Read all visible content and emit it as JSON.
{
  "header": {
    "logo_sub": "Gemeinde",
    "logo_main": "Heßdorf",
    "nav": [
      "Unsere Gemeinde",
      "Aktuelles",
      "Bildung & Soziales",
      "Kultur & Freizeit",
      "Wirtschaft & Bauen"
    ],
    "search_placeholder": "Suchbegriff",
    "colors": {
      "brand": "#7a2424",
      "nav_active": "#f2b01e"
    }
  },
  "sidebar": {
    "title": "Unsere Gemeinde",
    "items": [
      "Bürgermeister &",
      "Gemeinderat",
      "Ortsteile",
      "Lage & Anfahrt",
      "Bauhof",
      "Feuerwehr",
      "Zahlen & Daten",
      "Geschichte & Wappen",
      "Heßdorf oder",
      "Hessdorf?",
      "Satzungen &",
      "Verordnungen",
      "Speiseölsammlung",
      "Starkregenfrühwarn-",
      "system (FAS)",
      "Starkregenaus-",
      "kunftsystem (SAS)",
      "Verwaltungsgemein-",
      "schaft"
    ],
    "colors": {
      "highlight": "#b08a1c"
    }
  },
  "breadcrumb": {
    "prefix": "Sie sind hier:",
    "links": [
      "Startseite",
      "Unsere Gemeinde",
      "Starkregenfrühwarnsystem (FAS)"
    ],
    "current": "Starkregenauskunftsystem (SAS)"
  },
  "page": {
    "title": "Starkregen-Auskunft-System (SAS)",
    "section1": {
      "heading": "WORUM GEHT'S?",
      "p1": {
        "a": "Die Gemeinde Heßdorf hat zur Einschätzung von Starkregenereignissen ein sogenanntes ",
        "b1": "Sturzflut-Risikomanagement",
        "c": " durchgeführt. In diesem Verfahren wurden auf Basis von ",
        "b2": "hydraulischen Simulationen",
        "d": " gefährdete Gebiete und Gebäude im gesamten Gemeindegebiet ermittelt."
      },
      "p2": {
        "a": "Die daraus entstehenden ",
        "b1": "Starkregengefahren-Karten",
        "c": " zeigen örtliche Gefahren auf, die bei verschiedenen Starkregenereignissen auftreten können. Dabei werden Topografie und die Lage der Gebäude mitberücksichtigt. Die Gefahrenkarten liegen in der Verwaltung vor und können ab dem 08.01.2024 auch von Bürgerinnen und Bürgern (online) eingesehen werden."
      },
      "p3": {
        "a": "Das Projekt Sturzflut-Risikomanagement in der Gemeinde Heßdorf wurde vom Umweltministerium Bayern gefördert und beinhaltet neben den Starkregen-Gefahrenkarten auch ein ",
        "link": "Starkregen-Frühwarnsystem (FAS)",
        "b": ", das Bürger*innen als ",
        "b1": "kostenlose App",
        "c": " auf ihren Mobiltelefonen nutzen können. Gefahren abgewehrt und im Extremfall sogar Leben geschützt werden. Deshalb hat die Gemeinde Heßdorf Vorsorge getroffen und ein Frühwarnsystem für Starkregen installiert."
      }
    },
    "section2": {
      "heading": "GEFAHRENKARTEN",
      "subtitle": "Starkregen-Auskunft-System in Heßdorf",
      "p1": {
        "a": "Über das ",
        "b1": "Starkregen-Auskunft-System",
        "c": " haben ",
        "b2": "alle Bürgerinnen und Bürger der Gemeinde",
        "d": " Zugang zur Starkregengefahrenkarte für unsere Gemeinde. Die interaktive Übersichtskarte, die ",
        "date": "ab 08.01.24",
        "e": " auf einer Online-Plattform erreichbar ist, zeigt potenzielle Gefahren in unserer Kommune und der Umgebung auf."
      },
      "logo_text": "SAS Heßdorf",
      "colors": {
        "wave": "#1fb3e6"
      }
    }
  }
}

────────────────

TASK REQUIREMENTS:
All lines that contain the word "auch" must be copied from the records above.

ANSWER BELOW:
        "c": " zeigen örtliche Gefahren auf, die bei verschiedenen Starkregenereignissen auftreten können. Dabei werden Topografie und die Lage der Gebäude mitberücksichtigt. Die Gefahrenkarten liegen in der Verwaltung vor und können ab dem 08.01.2024 auch von Bürgerinnen und Bürgern (online) eingesehen werden."
        "a": "Das Projekt Sturzflut-Risikomanagement in der Gemeinde Heßdorf wurde vom Umweltministerium Bayern gefördert und beinhaltet neben den Starkregen-Gefahrenkarten auch ein ",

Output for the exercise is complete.